Btw - I assume your hospital uses an air tube system, do you know how common they are in hospitals these days in general?

Btw2 - Yes, there will be blood samples :)
i recall - some hosptials have air tubes for any items such xrays to other departments - its was in old days but nowdays the xrays and ct scans and any scans are sent via compuiter however the items needing be sent to labs are usually handled by air tubes or speical person who takes the samples to lab
Ok, good to know - IIRC some research that our designers did a while ago showed these systems were becoming obsolete, but for physical samples it makes sense.
Would be great to have a Research and Development feature that includes a lab. I worked in a Hospital for years and enjoyed talking to the guys in the labs.
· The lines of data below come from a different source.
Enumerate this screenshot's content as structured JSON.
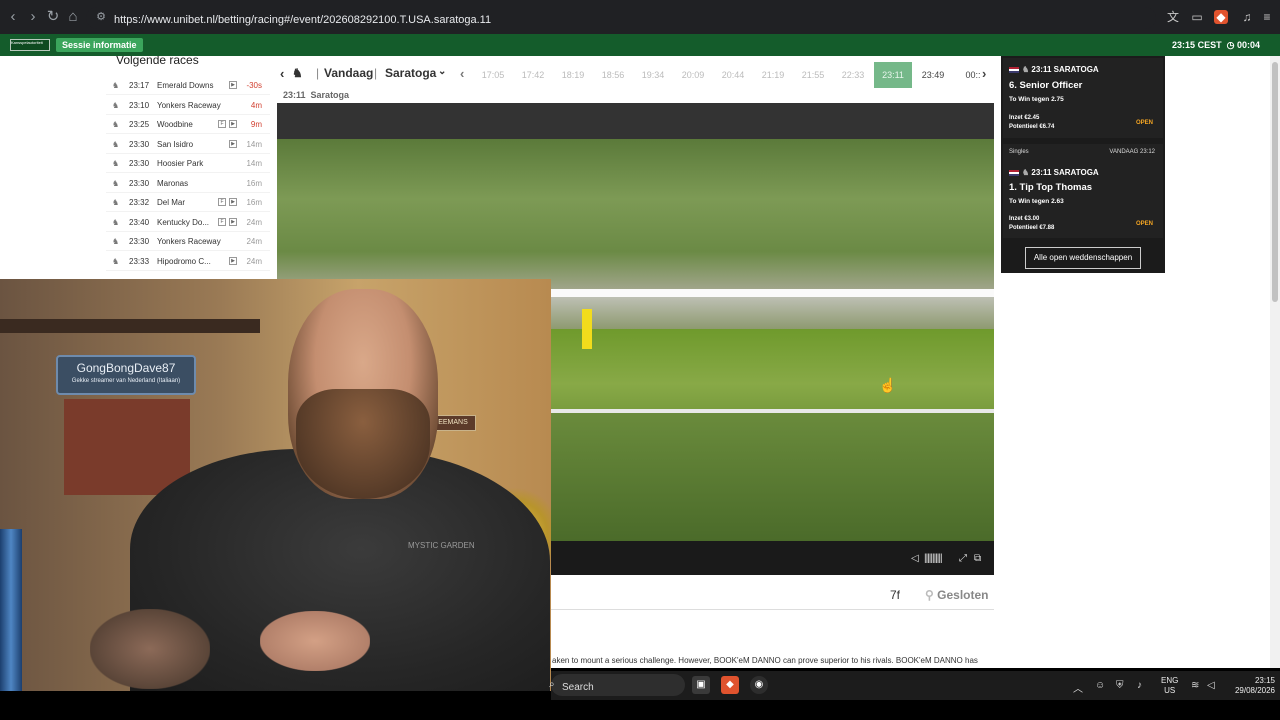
{
  "browser": {
    "url": "https://www.unibet.nl/betting/racing#/event/202608292100.T.USA.saratoga.11"
  },
  "header": {
    "logo_text": "Kansspelautoriteit",
    "session_label": "Sessie informatie",
    "time_label": "23:15 CEST",
    "session_timer": "00:04"
  },
  "next_races": {
    "title": "Volgende races",
    "items": [
      {
        "time": "23:17",
        "name": "Emerald Downs",
        "minutes": "-30s",
        "soon": true
      },
      {
        "time": "23:10",
        "name": "Yonkers Raceway",
        "minutes": "4m",
        "soon": true
      },
      {
        "time": "23:25",
        "name": "Woodbine",
        "minutes": "9m",
        "soon": true
      },
      {
        "time": "23:30",
        "name": "San Isidro",
        "minutes": "14m",
        "soon": false
      },
      {
        "time": "23:30",
        "name": "Hoosier Park",
        "minutes": "14m",
        "soon": false
      },
      {
        "time": "23:30",
        "name": "Maronas",
        "minutes": "16m",
        "soon": false
      },
      {
        "time": "23:32",
        "name": "Del Mar",
        "minutes": "16m",
        "soon": false
      },
      {
        "time": "23:40",
        "name": "Kentucky Do...",
        "minutes": "24m",
        "soon": false
      },
      {
        "time": "23:30",
        "name": "Yonkers Raceway",
        "minutes": "24m",
        "soon": false
      },
      {
        "time": "23:33",
        "name": "Hipodromo C...",
        "minutes": "24m",
        "soon": false
      }
    ]
  },
  "race_nav": {
    "day": "Vandaag",
    "track": "Saratoga",
    "times": [
      "17:05",
      "17:42",
      "18:19",
      "18:56",
      "19:34",
      "20:09",
      "20:44",
      "21:19",
      "21:55",
      "22:33",
      "23:11",
      "23:49",
      "00::"
    ],
    "active_index": 10,
    "sub_time": "23:11",
    "sub_track": "Saratoga"
  },
  "race_info": {
    "distance": "7f",
    "status": "Gesloten",
    "description": "aken to mount a serious challenge. However, BOOK'eM DANNO can prove superior to his rivals. BOOK'eM DANNO has"
  },
  "bet_slip": {
    "bets": [
      {
        "race": "23:11 SARATOGA",
        "selection": "6. Senior Officer",
        "odds": "To Win tegen 2.75",
        "stake": "Inzet €2.45",
        "potential": "Potentieel €6.74",
        "status": "OPEN",
        "type": "",
        "date": ""
      },
      {
        "race": "23:11 SARATOGA",
        "selection": "1. Tip Top Thomas",
        "odds": "To Win tegen 2.63",
        "stake": "Inzet €3.00",
        "potential": "Potentieel €7.88",
        "status": "OPEN",
        "type": "Singles",
        "date": "VANDAAG 23:12"
      }
    ],
    "all_open_label": "Alle open weddenschappen"
  },
  "webcam": {
    "sign_name": "GongBongDave87",
    "sign_sub": "Gekke streamer van Nederland (Italiaan)",
    "frame_text": "EEMANS",
    "hoodie_text": "MYSTIC GARDEN"
  },
  "taskbar": {
    "search_label": "Search",
    "lang_top": "ENG",
    "lang_bottom": "US",
    "time": "23:15",
    "date": "29/08/2026"
  }
}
Hi, I'm a med student in Italy and I would like to share my experience: air vacuum tubes are widely used in Italian hospitals to rapidly bring blood samples from the ER to the laboratories where they are analyse; they are pretty much used only for this, as from the wards there is generally some nurses with the role of carrying all blood samples from the patients to the lab. Results and imaging are all computerised and so there's no need for that. Personally I'd find this addition interesting as a possible "upgrade": the examination lab has a port in it, if you place the port in any room the blood tests results requested from that room come faster but are more expensive. On the same line, all tests can be divided into "ordinary" and "urgent", with the urgent being given priority in the lab and thus delaying the non-urgent, but giving results much faster. For example, a patient with cough that is staying overnight may wait the following day to know the blood haemoglobin level, while an anaemic patient vomiting blood in the ER needs that level ASAP.
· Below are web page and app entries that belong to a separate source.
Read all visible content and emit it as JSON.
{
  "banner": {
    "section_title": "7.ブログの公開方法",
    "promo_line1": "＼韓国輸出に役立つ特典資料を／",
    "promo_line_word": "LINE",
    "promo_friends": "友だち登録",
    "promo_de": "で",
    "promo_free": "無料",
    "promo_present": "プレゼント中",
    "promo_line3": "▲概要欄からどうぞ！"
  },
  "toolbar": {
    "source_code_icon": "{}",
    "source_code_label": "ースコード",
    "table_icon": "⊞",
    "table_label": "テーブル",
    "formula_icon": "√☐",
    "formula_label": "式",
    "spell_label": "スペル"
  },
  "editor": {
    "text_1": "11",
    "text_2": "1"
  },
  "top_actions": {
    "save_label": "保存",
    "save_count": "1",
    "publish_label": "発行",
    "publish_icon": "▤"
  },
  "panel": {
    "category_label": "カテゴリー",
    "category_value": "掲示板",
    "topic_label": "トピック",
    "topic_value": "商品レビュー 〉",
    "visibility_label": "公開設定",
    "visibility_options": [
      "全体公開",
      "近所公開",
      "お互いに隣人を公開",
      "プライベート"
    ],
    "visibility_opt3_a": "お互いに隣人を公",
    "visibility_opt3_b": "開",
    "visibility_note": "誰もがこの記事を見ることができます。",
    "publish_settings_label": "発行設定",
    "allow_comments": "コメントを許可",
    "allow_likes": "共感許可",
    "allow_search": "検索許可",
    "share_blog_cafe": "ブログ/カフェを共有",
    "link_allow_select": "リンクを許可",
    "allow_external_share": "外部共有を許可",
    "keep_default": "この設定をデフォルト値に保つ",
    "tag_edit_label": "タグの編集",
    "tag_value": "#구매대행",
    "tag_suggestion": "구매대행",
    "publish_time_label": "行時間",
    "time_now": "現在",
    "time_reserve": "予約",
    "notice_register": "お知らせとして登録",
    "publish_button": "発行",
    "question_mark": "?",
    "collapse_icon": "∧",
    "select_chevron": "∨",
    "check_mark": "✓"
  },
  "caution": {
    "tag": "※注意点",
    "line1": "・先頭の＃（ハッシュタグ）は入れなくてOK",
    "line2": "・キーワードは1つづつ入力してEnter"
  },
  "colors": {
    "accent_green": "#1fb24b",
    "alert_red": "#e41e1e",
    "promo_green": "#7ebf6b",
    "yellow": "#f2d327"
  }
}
Hi Erag, thanks for the detailed report! We already put the simplified air tube system on our wishlist, also good point about the lab priorities!